Attackers bypassing traditional perimeter defenses is now routine – and should be expected. The best defense strategy now is to neutralize sensitive data so that a breach yields nothing in the event of compromise. Leading healthcare entities are already embracing data-centric security to prevent this type of breach yielding valuable data when attacked. The reason is simple : Healthcare data is lucrative to monetize and healthcare providers can expect attacks to rise sharply as other industries like retail merchants progressively eliminate exploitable security gaps with data-centric encryption and tokenization. Cybercrime is a business – and attackers swiftly gravitate to the next easy target with advanced malware and exploit tools.

Dwayne Melancon, CTO, Tripwire:

Constant vigilance is the watchword for cybersecurity, and this breach demonstrates that any company with information of value can be a target – not just those with credit card numbers. Regardless of the sector, the precautions are consistent – understand what software and systems you have, configure them securely, and understand how they’re vulnerable. And since the threat landscape changes constantly, enterprises must be able to continuously evaluate where they stand, and fix security holes as soon as they find them. That can be difficult for any organization, and giving attackers the smallest foothold can result in huge consequences.

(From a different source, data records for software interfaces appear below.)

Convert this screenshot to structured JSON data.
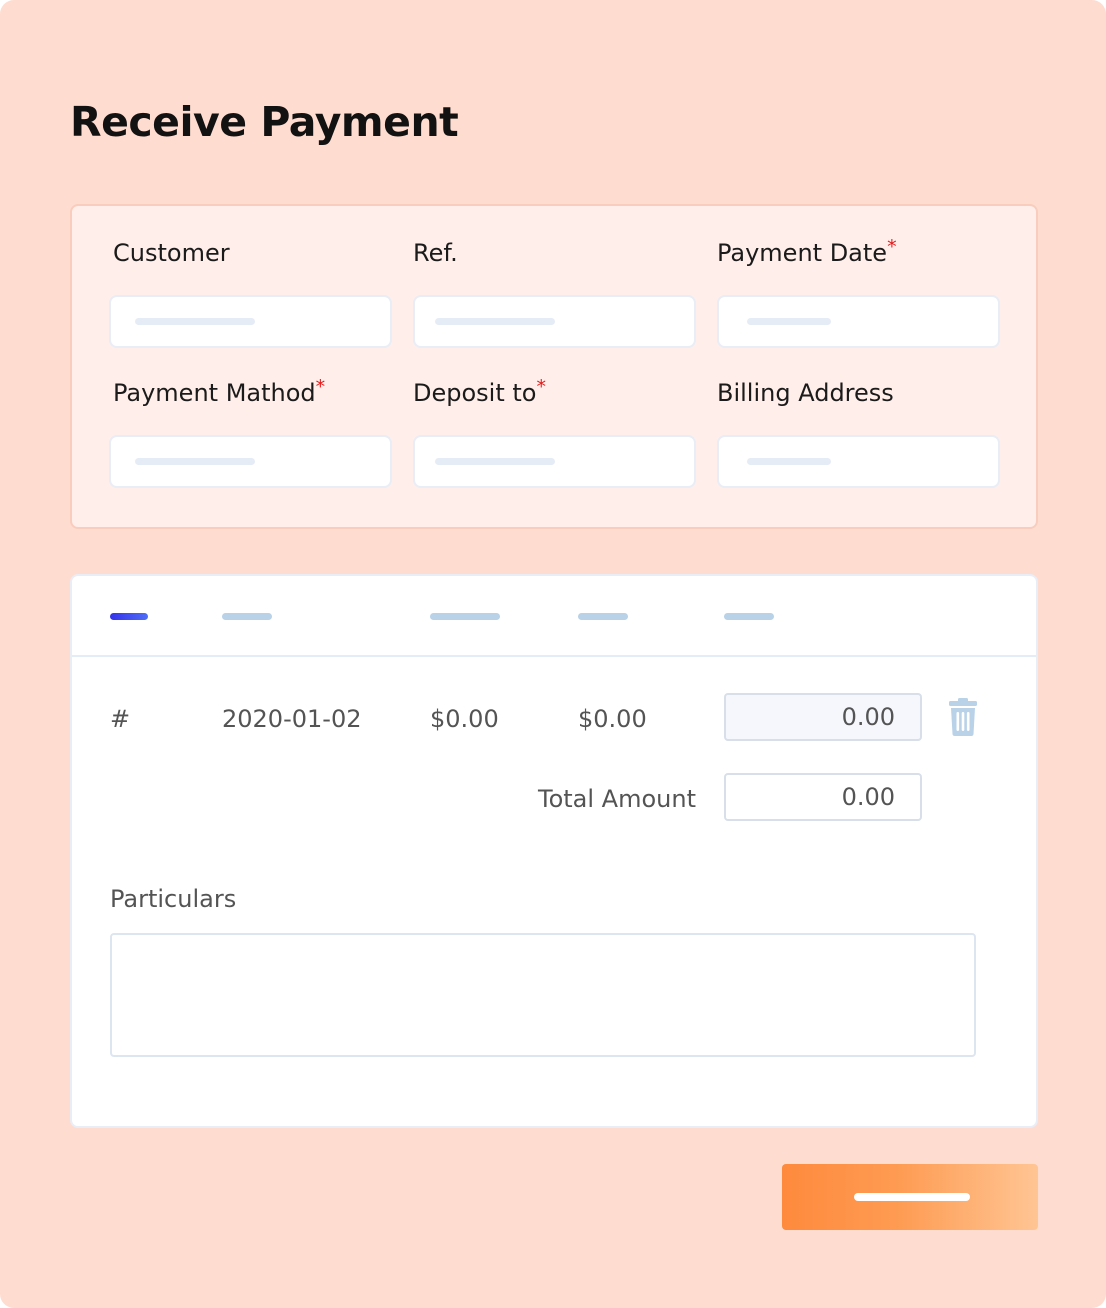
{
  "page": {
    "title": "Receive Payment"
  },
  "form": {
    "customer_label": "Customer",
    "ref_label": "Ref.",
    "payment_date_label": "Payment Date",
    "payment_method_label": "Payment Mathod",
    "deposit_to_label": "Deposit to",
    "billing_address_label": "Billing Address",
    "required_marker": "*"
  },
  "table": {
    "row": {
      "number": "#",
      "date": "2020-01-02",
      "amount_1": "$0.00",
      "amount_2": "$0.00",
      "payment": "0.00"
    },
    "total_label": "Total Amount",
    "total_value": "0.00",
    "particulars_label": "Particulars",
    "delete_icon": "trash-icon"
  },
  "colors": {
    "background": "#ffdcd0",
    "accent_active_tab": "#3433ea",
    "submit_gradient_start": "#fe8a3d",
    "submit_gradient_end": "#ffc594",
    "required_asterisk": "#e21b1b"
  }
}
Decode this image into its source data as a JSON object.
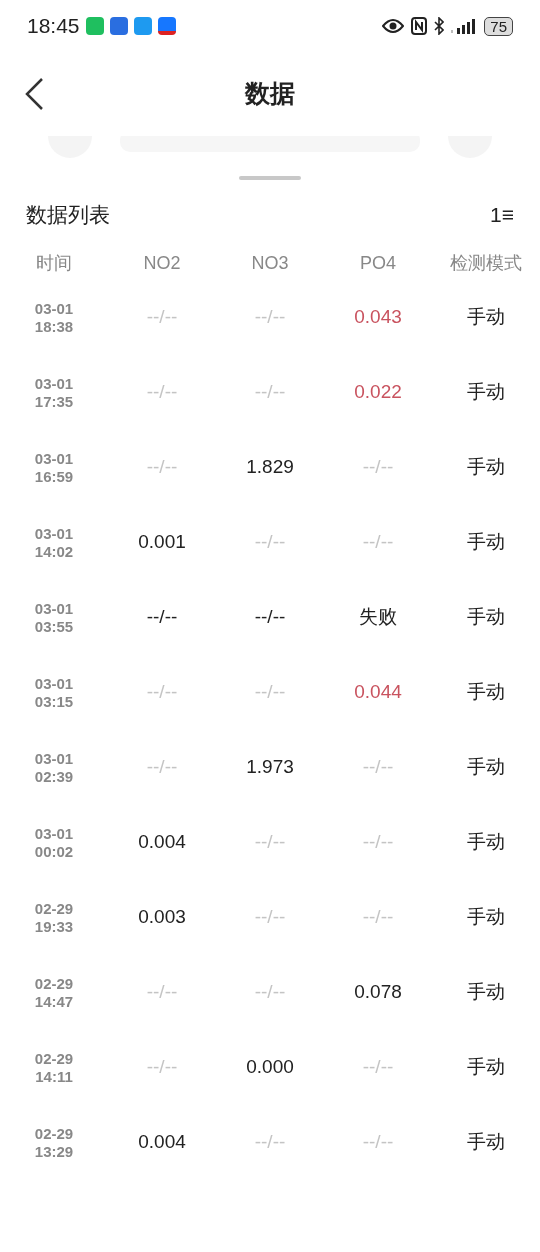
{
  "status_bar": {
    "time": "18:45",
    "battery": "75"
  },
  "header": {
    "title": "数据"
  },
  "list": {
    "title": "数据列表",
    "sort_label": "1≡"
  },
  "table": {
    "columns": [
      "时间",
      "NO2",
      "NO3",
      "PO4",
      "检测模式"
    ],
    "rows": [
      {
        "cells": [
          {
            "text": "03-01 18:38",
            "kind": "time"
          },
          {
            "text": "--/--",
            "kind": "empty"
          },
          {
            "text": "--/--",
            "kind": "empty"
          },
          {
            "text": "0.043",
            "kind": "high"
          },
          {
            "text": "手动",
            "kind": "normal"
          }
        ]
      },
      {
        "cells": [
          {
            "text": "03-01 17:35",
            "kind": "time"
          },
          {
            "text": "--/--",
            "kind": "empty"
          },
          {
            "text": "--/--",
            "kind": "empty"
          },
          {
            "text": "0.022",
            "kind": "high"
          },
          {
            "text": "手动",
            "kind": "normal"
          }
        ]
      },
      {
        "cells": [
          {
            "text": "03-01 16:59",
            "kind": "time"
          },
          {
            "text": "--/--",
            "kind": "empty"
          },
          {
            "text": "1.829",
            "kind": "normal"
          },
          {
            "text": "--/--",
            "kind": "empty"
          },
          {
            "text": "手动",
            "kind": "normal"
          }
        ]
      },
      {
        "cells": [
          {
            "text": "03-01 14:02",
            "kind": "time"
          },
          {
            "text": "0.001",
            "kind": "normal"
          },
          {
            "text": "--/--",
            "kind": "empty"
          },
          {
            "text": "--/--",
            "kind": "empty"
          },
          {
            "text": "手动",
            "kind": "normal"
          }
        ]
      },
      {
        "cells": [
          {
            "text": "03-01 03:55",
            "kind": "time"
          },
          {
            "text": "--/--",
            "kind": "normal"
          },
          {
            "text": "--/--",
            "kind": "normal"
          },
          {
            "text": "失败",
            "kind": "normal"
          },
          {
            "text": "手动",
            "kind": "normal"
          }
        ]
      },
      {
        "cells": [
          {
            "text": "03-01 03:15",
            "kind": "time"
          },
          {
            "text": "--/--",
            "kind": "empty"
          },
          {
            "text": "--/--",
            "kind": "empty"
          },
          {
            "text": "0.044",
            "kind": "high"
          },
          {
            "text": "手动",
            "kind": "normal"
          }
        ]
      },
      {
        "cells": [
          {
            "text": "03-01 02:39",
            "kind": "time"
          },
          {
            "text": "--/--",
            "kind": "empty"
          },
          {
            "text": "1.973",
            "kind": "normal"
          },
          {
            "text": "--/--",
            "kind": "empty"
          },
          {
            "text": "手动",
            "kind": "normal"
          }
        ]
      },
      {
        "cells": [
          {
            "text": "03-01 00:02",
            "kind": "time"
          },
          {
            "text": "0.004",
            "kind": "normal"
          },
          {
            "text": "--/--",
            "kind": "empty"
          },
          {
            "text": "--/--",
            "kind": "empty"
          },
          {
            "text": "手动",
            "kind": "normal"
          }
        ]
      },
      {
        "cells": [
          {
            "text": "02-29 19:33",
            "kind": "time"
          },
          {
            "text": "0.003",
            "kind": "normal"
          },
          {
            "text": "--/--",
            "kind": "empty"
          },
          {
            "text": "--/--",
            "kind": "empty"
          },
          {
            "text": "手动",
            "kind": "normal"
          }
        ]
      },
      {
        "cells": [
          {
            "text": "02-29 14:47",
            "kind": "time"
          },
          {
            "text": "--/--",
            "kind": "empty"
          },
          {
            "text": "--/--",
            "kind": "empty"
          },
          {
            "text": "0.078",
            "kind": "normal"
          },
          {
            "text": "手动",
            "kind": "normal"
          }
        ]
      },
      {
        "cells": [
          {
            "text": "02-29 14:11",
            "kind": "time"
          },
          {
            "text": "--/--",
            "kind": "empty"
          },
          {
            "text": "0.000",
            "kind": "normal"
          },
          {
            "text": "--/--",
            "kind": "empty"
          },
          {
            "text": "手动",
            "kind": "normal"
          }
        ]
      },
      {
        "cells": [
          {
            "text": "02-29 13:29",
            "kind": "time"
          },
          {
            "text": "0.004",
            "kind": "normal"
          },
          {
            "text": "--/--",
            "kind": "empty"
          },
          {
            "text": "--/--",
            "kind": "empty"
          },
          {
            "text": "手动",
            "kind": "normal"
          }
        ]
      }
    ]
  }
}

Individuals who are affected, or potentially affected, should freeze their credit reports immediately with the three major credit bureaus – Equifax, Transunion, and Experian – to reduce the risk that anyone can open new lines of credit in their names. This is also a good reminder that you shouldn’t use any of your personally identifiable information as answers to your “secret questions” to validate your identity online. Make up your own questions and answers, or use answers that are fictitious, but memorable to you to prevent criminals from guessing their way into your online accounts.

Finally, beware of any emails or calls regarding this incident as they are almost certainly fraudulent. Kudos to Anthem for announcing they will notify the affected customers via mail – that is much harder to spoof. Nonetheless, be on the lookout for potentially fraudulent requests for information requested by mail – remember, the criminals have mailing information, as well. Trust, but verify.